**** Records supplied

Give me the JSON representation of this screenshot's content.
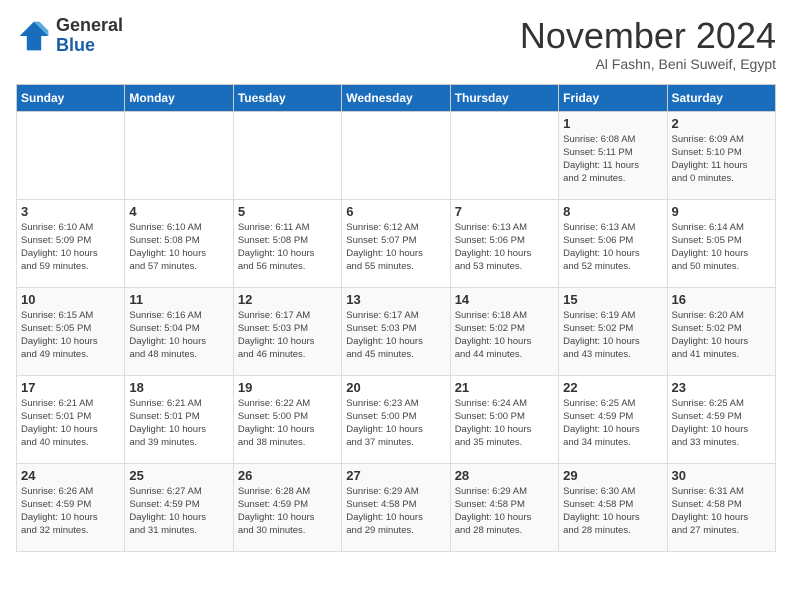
{
  "header": {
    "logo_line1": "General",
    "logo_line2": "Blue",
    "month": "November 2024",
    "location": "Al Fashn, Beni Suweif, Egypt"
  },
  "days_of_week": [
    "Sunday",
    "Monday",
    "Tuesday",
    "Wednesday",
    "Thursday",
    "Friday",
    "Saturday"
  ],
  "weeks": [
    [
      {
        "day": "",
        "info": ""
      },
      {
        "day": "",
        "info": ""
      },
      {
        "day": "",
        "info": ""
      },
      {
        "day": "",
        "info": ""
      },
      {
        "day": "",
        "info": ""
      },
      {
        "day": "1",
        "info": "Sunrise: 6:08 AM\nSunset: 5:11 PM\nDaylight: 11 hours\nand 2 minutes."
      },
      {
        "day": "2",
        "info": "Sunrise: 6:09 AM\nSunset: 5:10 PM\nDaylight: 11 hours\nand 0 minutes."
      }
    ],
    [
      {
        "day": "3",
        "info": "Sunrise: 6:10 AM\nSunset: 5:09 PM\nDaylight: 10 hours\nand 59 minutes."
      },
      {
        "day": "4",
        "info": "Sunrise: 6:10 AM\nSunset: 5:08 PM\nDaylight: 10 hours\nand 57 minutes."
      },
      {
        "day": "5",
        "info": "Sunrise: 6:11 AM\nSunset: 5:08 PM\nDaylight: 10 hours\nand 56 minutes."
      },
      {
        "day": "6",
        "info": "Sunrise: 6:12 AM\nSunset: 5:07 PM\nDaylight: 10 hours\nand 55 minutes."
      },
      {
        "day": "7",
        "info": "Sunrise: 6:13 AM\nSunset: 5:06 PM\nDaylight: 10 hours\nand 53 minutes."
      },
      {
        "day": "8",
        "info": "Sunrise: 6:13 AM\nSunset: 5:06 PM\nDaylight: 10 hours\nand 52 minutes."
      },
      {
        "day": "9",
        "info": "Sunrise: 6:14 AM\nSunset: 5:05 PM\nDaylight: 10 hours\nand 50 minutes."
      }
    ],
    [
      {
        "day": "10",
        "info": "Sunrise: 6:15 AM\nSunset: 5:05 PM\nDaylight: 10 hours\nand 49 minutes."
      },
      {
        "day": "11",
        "info": "Sunrise: 6:16 AM\nSunset: 5:04 PM\nDaylight: 10 hours\nand 48 minutes."
      },
      {
        "day": "12",
        "info": "Sunrise: 6:17 AM\nSunset: 5:03 PM\nDaylight: 10 hours\nand 46 minutes."
      },
      {
        "day": "13",
        "info": "Sunrise: 6:17 AM\nSunset: 5:03 PM\nDaylight: 10 hours\nand 45 minutes."
      },
      {
        "day": "14",
        "info": "Sunrise: 6:18 AM\nSunset: 5:02 PM\nDaylight: 10 hours\nand 44 minutes."
      },
      {
        "day": "15",
        "info": "Sunrise: 6:19 AM\nSunset: 5:02 PM\nDaylight: 10 hours\nand 43 minutes."
      },
      {
        "day": "16",
        "info": "Sunrise: 6:20 AM\nSunset: 5:02 PM\nDaylight: 10 hours\nand 41 minutes."
      }
    ],
    [
      {
        "day": "17",
        "info": "Sunrise: 6:21 AM\nSunset: 5:01 PM\nDaylight: 10 hours\nand 40 minutes."
      },
      {
        "day": "18",
        "info": "Sunrise: 6:21 AM\nSunset: 5:01 PM\nDaylight: 10 hours\nand 39 minutes."
      },
      {
        "day": "19",
        "info": "Sunrise: 6:22 AM\nSunset: 5:00 PM\nDaylight: 10 hours\nand 38 minutes."
      },
      {
        "day": "20",
        "info": "Sunrise: 6:23 AM\nSunset: 5:00 PM\nDaylight: 10 hours\nand 37 minutes."
      },
      {
        "day": "21",
        "info": "Sunrise: 6:24 AM\nSunset: 5:00 PM\nDaylight: 10 hours\nand 35 minutes."
      },
      {
        "day": "22",
        "info": "Sunrise: 6:25 AM\nSunset: 4:59 PM\nDaylight: 10 hours\nand 34 minutes."
      },
      {
        "day": "23",
        "info": "Sunrise: 6:25 AM\nSunset: 4:59 PM\nDaylight: 10 hours\nand 33 minutes."
      }
    ],
    [
      {
        "day": "24",
        "info": "Sunrise: 6:26 AM\nSunset: 4:59 PM\nDaylight: 10 hours\nand 32 minutes."
      },
      {
        "day": "25",
        "info": "Sunrise: 6:27 AM\nSunset: 4:59 PM\nDaylight: 10 hours\nand 31 minutes."
      },
      {
        "day": "26",
        "info": "Sunrise: 6:28 AM\nSunset: 4:59 PM\nDaylight: 10 hours\nand 30 minutes."
      },
      {
        "day": "27",
        "info": "Sunrise: 6:29 AM\nSunset: 4:58 PM\nDaylight: 10 hours\nand 29 minutes."
      },
      {
        "day": "28",
        "info": "Sunrise: 6:29 AM\nSunset: 4:58 PM\nDaylight: 10 hours\nand 28 minutes."
      },
      {
        "day": "29",
        "info": "Sunrise: 6:30 AM\nSunset: 4:58 PM\nDaylight: 10 hours\nand 28 minutes."
      },
      {
        "day": "30",
        "info": "Sunrise: 6:31 AM\nSunset: 4:58 PM\nDaylight: 10 hours\nand 27 minutes."
      }
    ]
  ]
}
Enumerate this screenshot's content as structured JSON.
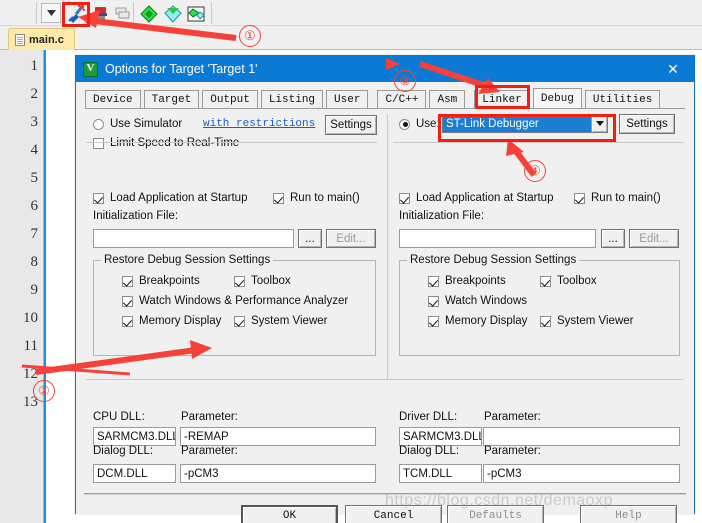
{
  "ide": {
    "toolbar": {
      "chevron_icon": "chevron-down-icon",
      "buttons": [
        {
          "name": "debug-start-stop-icon",
          "tooltip": "Start/Stop Debug Session"
        },
        {
          "name": "insert-remove-breakpoint-icon",
          "tooltip": "Insert/Remove Breakpoint"
        },
        {
          "name": "disable-breakpoint-icon",
          "tooltip": "Disable Breakpoint"
        },
        {
          "name": "green-diamond-icon",
          "tooltip": "Disable All Breakpoints"
        },
        {
          "name": "cyan-diamond-icon",
          "tooltip": "Kill All Breakpoints"
        },
        {
          "name": "multi-diamond-icon",
          "tooltip": "Breakpoints"
        }
      ]
    },
    "file_tab": {
      "label": "main.c",
      "icon": "source-file-icon"
    },
    "gutter_lines": [
      "1",
      "2",
      "3",
      "4",
      "5",
      "6",
      "7",
      "8",
      "9",
      "10",
      "11",
      "12",
      "13"
    ]
  },
  "dialog": {
    "title": "Options for Target 'Target 1'",
    "icon": "uvision-target-icon",
    "close_label": "✕",
    "tabs": [
      {
        "label": "Device",
        "selected": false
      },
      {
        "label": "Target",
        "selected": false
      },
      {
        "label": "Output",
        "selected": false
      },
      {
        "label": "Listing",
        "selected": false
      },
      {
        "label": "User",
        "selected": false
      },
      {
        "label": "C/C++",
        "selected": false
      },
      {
        "label": "Asm",
        "selected": false
      },
      {
        "label": "Linker",
        "selected": false
      },
      {
        "label": "Debug",
        "selected": true
      },
      {
        "label": "Utilities",
        "selected": false
      }
    ],
    "left": {
      "use_simulator_label": "Use Simulator",
      "use_simulator_checked": false,
      "restrictions_link": "with restrictions",
      "settings_label": "Settings",
      "limit_speed_label": "Limit Speed to Real-Time",
      "limit_speed_checked": false,
      "load_app_label": "Load Application at Startup",
      "load_app_checked": true,
      "run_to_main_label": "Run to main()",
      "run_to_main_checked": true,
      "init_file_label": "Initialization File:",
      "init_file_value": "",
      "browse_label": "...",
      "edit_label": "Edit...",
      "restore_group_label": "Restore Debug Session Settings",
      "restore_items": [
        {
          "label": "Breakpoints",
          "checked": true
        },
        {
          "label": "Toolbox",
          "checked": true
        },
        {
          "label": "Watch Windows & Performance Analyzer",
          "checked": true
        },
        {
          "label": "Memory Display",
          "checked": true
        },
        {
          "label": "System Viewer",
          "checked": true
        }
      ],
      "cpu_dll_label": "CPU DLL:",
      "cpu_dll_value": "SARMCM3.DLL",
      "cpu_param_label": "Parameter:",
      "cpu_param_value": "-REMAP",
      "dialog_dll_label": "Dialog DLL:",
      "dialog_dll_value": "DCM.DLL",
      "dialog_param_label": "Parameter:",
      "dialog_param_value": "-pCM3"
    },
    "right": {
      "use_label": "Use:",
      "use_checked": true,
      "debugger_selected": "ST-Link Debugger",
      "debugger_dropdown_icon": "chevron-down-icon",
      "settings_label": "Settings",
      "load_app_label": "Load Application at Startup",
      "load_app_checked": true,
      "run_to_main_label": "Run to main()",
      "run_to_main_checked": true,
      "init_file_label": "Initialization File:",
      "init_file_value": "",
      "browse_label": "...",
      "edit_label": "Edit...",
      "restore_group_label": "Restore Debug Session Settings",
      "restore_items": [
        {
          "label": "Breakpoints",
          "checked": true
        },
        {
          "label": "Toolbox",
          "checked": true
        },
        {
          "label": "Watch Windows",
          "checked": true
        },
        {
          "label": "Memory Display",
          "checked": true
        },
        {
          "label": "System Viewer",
          "checked": true
        }
      ],
      "driver_dll_label": "Driver DLL:",
      "driver_dll_value": "SARMCM3.DLL",
      "driver_param_label": "Parameter:",
      "driver_param_value": "",
      "dialog_dll_label": "Dialog DLL:",
      "dialog_dll_value": "TCM.DLL",
      "dialog_param_label": "Parameter:",
      "dialog_param_value": "-pCM3"
    },
    "footer": {
      "ok_label": "OK",
      "cancel_label": "Cancel",
      "defaults_label": "Defaults",
      "help_label": "Help"
    }
  },
  "annotations": {
    "markers": [
      {
        "id": "1",
        "label": "①"
      },
      {
        "id": "2",
        "label": "②"
      },
      {
        "id": "3",
        "label": "③"
      },
      {
        "id": "4",
        "label": "④"
      }
    ],
    "highlight_color": "#f01f12",
    "marker_color": "#e8463c"
  },
  "watermark": {
    "text": "https://blog.csdn.net/demaoxp"
  }
}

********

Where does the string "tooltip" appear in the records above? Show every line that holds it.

- Output below:
          "tooltip": "Start/Stop Debug Session"
          "tooltip": "Insert/Remove Breakpoint"
          "tooltip": "Disable Breakpoint"
          "tooltip": "Disable All Breakpoints"
          "tooltip": "Kill All Breakpoints"
          "tooltip": "Breakpoints"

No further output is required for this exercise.